• Extracted material
⁂

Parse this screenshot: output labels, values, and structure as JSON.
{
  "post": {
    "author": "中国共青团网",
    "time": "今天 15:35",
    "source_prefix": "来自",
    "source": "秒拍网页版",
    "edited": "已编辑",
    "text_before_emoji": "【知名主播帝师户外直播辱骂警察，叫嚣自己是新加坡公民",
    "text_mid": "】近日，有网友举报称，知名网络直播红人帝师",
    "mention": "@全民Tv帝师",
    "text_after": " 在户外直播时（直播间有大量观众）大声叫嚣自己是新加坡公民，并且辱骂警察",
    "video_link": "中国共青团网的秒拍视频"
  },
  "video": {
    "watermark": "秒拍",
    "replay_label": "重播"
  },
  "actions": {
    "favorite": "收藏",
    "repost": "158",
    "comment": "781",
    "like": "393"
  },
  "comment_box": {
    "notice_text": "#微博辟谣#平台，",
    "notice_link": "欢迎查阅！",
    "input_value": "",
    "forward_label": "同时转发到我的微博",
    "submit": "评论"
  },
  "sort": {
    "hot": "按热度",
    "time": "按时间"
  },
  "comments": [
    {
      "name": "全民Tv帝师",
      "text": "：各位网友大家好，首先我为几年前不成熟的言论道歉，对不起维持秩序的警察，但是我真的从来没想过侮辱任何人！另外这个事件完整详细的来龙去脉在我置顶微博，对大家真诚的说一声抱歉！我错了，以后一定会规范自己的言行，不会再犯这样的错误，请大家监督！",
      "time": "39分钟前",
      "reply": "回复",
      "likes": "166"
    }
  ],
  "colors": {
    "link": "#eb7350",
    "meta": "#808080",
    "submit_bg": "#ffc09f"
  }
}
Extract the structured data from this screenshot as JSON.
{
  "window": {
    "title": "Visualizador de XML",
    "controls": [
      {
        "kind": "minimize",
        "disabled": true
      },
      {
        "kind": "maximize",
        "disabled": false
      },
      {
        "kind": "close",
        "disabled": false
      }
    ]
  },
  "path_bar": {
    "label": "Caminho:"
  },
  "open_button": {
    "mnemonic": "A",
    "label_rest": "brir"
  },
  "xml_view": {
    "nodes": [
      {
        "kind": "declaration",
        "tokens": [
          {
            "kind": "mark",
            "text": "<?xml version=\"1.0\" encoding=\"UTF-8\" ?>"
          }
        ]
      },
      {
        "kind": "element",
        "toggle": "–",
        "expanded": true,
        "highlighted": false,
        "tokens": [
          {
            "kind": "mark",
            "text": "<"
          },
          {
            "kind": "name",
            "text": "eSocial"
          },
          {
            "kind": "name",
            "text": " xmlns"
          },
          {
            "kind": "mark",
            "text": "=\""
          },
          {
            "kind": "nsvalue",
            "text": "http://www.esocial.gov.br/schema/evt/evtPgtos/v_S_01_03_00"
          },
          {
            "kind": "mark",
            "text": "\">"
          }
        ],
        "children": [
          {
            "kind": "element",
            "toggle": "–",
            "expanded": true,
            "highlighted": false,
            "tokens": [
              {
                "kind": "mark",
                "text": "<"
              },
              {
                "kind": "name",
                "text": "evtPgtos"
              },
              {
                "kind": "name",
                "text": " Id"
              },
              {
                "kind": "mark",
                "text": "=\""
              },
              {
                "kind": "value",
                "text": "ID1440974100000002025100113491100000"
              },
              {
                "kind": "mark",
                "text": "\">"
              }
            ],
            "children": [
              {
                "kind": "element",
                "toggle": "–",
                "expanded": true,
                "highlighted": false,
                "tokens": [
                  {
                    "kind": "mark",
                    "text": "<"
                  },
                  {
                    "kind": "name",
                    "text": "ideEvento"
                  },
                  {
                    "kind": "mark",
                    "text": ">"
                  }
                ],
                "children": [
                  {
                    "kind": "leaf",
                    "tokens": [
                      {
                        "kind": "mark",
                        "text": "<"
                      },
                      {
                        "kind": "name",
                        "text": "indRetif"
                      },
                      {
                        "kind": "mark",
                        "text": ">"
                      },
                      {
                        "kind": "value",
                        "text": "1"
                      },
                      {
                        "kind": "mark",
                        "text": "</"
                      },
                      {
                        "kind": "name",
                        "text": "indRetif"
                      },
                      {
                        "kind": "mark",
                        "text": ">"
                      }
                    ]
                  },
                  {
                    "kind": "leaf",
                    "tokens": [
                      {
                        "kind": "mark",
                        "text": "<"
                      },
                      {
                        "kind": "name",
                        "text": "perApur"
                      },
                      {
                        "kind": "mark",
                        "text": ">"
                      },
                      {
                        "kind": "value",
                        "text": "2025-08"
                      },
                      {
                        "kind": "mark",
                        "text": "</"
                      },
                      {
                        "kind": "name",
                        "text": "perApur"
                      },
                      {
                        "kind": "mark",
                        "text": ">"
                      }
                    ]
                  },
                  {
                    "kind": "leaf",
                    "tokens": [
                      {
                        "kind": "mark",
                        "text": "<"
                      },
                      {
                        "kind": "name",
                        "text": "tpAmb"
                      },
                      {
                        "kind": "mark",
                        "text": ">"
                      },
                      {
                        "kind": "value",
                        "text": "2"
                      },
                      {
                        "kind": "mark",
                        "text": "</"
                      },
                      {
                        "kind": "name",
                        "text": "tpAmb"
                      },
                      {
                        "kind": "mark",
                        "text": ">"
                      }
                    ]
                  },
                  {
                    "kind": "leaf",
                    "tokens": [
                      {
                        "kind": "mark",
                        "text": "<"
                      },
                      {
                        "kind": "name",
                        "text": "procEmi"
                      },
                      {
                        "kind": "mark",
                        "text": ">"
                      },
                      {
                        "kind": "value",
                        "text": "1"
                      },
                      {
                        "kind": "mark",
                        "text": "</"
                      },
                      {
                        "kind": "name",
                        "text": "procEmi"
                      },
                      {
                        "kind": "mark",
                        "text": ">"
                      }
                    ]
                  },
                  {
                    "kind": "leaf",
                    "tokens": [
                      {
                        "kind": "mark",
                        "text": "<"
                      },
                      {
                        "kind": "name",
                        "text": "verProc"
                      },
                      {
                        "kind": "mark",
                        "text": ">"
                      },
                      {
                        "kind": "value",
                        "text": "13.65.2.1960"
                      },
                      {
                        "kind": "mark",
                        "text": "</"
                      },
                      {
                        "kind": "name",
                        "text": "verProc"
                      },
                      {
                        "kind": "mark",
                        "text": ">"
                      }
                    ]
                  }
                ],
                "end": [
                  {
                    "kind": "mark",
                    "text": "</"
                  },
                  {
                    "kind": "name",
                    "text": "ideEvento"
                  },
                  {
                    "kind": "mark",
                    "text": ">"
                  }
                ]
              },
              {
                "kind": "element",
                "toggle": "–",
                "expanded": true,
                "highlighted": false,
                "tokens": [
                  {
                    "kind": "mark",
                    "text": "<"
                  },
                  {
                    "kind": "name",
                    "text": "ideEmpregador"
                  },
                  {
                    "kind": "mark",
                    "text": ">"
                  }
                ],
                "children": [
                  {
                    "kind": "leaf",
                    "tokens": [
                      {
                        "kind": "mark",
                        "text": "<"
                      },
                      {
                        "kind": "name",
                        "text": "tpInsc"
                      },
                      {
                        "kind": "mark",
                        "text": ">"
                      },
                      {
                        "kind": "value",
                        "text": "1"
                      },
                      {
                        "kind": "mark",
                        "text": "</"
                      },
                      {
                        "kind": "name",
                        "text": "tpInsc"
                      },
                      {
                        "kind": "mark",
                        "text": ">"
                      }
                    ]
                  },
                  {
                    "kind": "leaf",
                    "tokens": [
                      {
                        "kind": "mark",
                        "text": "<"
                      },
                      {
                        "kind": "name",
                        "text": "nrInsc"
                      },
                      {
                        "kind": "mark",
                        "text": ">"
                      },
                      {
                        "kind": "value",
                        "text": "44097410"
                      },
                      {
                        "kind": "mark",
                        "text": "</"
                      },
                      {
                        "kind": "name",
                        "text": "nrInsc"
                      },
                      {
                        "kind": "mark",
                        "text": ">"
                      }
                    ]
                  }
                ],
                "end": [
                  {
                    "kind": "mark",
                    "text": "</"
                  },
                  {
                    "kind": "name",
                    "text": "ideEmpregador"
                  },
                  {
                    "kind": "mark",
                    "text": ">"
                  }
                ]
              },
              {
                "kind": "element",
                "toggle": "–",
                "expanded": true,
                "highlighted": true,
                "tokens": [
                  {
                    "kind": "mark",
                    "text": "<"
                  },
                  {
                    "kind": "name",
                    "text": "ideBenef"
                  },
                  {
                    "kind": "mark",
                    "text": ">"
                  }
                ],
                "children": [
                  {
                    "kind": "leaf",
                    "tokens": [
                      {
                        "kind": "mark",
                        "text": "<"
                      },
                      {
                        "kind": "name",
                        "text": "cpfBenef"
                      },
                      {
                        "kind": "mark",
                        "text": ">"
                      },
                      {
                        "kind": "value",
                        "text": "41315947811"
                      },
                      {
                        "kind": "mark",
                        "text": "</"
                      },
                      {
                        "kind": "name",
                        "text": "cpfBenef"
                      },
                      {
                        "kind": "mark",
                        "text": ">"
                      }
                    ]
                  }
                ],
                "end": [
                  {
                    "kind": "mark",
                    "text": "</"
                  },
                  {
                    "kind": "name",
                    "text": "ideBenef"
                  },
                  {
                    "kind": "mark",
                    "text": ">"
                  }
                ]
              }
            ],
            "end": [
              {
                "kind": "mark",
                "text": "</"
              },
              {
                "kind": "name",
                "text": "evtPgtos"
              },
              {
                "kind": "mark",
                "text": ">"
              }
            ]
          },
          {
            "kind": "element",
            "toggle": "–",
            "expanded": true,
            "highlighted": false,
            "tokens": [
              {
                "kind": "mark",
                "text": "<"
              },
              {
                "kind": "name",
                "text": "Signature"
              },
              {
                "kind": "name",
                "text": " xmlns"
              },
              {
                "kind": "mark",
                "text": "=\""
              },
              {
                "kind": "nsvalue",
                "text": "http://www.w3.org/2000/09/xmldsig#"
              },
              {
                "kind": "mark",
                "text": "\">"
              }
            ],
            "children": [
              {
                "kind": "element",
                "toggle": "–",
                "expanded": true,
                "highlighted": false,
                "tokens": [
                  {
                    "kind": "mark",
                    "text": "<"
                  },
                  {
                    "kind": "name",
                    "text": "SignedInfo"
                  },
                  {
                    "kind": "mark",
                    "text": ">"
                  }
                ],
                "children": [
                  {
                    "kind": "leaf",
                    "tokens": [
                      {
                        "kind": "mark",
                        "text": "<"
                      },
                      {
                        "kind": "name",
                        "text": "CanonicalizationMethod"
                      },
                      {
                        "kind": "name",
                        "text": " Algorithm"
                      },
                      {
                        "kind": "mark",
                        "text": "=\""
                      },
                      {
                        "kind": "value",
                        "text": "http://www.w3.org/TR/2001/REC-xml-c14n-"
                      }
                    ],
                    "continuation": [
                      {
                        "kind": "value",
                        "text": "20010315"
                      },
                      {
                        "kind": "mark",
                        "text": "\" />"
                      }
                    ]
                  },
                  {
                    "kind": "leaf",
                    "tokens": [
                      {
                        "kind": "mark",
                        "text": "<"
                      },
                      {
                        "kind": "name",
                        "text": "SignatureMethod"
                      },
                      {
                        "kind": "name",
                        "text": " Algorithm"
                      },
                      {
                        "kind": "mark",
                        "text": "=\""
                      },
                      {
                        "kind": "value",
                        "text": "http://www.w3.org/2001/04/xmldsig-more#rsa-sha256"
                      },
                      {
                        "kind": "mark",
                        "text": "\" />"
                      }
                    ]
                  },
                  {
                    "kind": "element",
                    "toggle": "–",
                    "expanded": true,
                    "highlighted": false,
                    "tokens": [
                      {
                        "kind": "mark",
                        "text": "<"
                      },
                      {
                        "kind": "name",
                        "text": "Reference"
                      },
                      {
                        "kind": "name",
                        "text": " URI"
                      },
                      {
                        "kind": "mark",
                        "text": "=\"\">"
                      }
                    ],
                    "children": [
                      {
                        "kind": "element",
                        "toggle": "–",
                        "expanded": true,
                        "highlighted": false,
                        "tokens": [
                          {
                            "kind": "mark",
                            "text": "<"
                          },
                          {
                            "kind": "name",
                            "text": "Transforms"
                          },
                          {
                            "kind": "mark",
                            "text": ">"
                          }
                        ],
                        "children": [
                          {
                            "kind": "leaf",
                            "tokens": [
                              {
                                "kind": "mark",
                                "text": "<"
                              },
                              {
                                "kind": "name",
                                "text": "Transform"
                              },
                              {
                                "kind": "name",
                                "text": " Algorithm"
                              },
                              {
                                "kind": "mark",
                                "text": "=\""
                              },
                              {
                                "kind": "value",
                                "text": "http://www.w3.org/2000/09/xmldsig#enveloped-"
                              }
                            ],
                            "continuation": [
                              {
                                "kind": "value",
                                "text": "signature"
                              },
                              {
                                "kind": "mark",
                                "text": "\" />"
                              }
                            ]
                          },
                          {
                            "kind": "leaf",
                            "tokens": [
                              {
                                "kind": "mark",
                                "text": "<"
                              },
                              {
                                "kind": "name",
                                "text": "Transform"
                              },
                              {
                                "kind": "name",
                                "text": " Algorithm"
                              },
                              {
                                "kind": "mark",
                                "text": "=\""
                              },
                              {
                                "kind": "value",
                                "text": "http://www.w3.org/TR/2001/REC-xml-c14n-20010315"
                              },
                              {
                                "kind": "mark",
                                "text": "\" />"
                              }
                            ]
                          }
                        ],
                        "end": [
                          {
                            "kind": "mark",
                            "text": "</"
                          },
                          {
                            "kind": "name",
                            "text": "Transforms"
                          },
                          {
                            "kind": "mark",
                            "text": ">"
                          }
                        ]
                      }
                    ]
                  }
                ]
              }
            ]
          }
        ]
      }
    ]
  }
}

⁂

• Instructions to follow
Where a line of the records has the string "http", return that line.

• Answer below
            "text": "http://www.esocial.gov.br/schema/evt/evtPgtos/v_S_01_03_00"
                "text": "http://www.w3.org/2000/09/xmldsig#"
                        "text": "http://www.w3.org/TR/2001/REC-xml-c14n-"
                        "text": "http://www.w3.org/2001/04/xmldsig-more#rsa-sha256"
                                "text": "http://www.w3.org/2000/09/xmldsig#enveloped-"
                                "text": "http://www.w3.org/TR/2001/REC-xml-c14n-20010315"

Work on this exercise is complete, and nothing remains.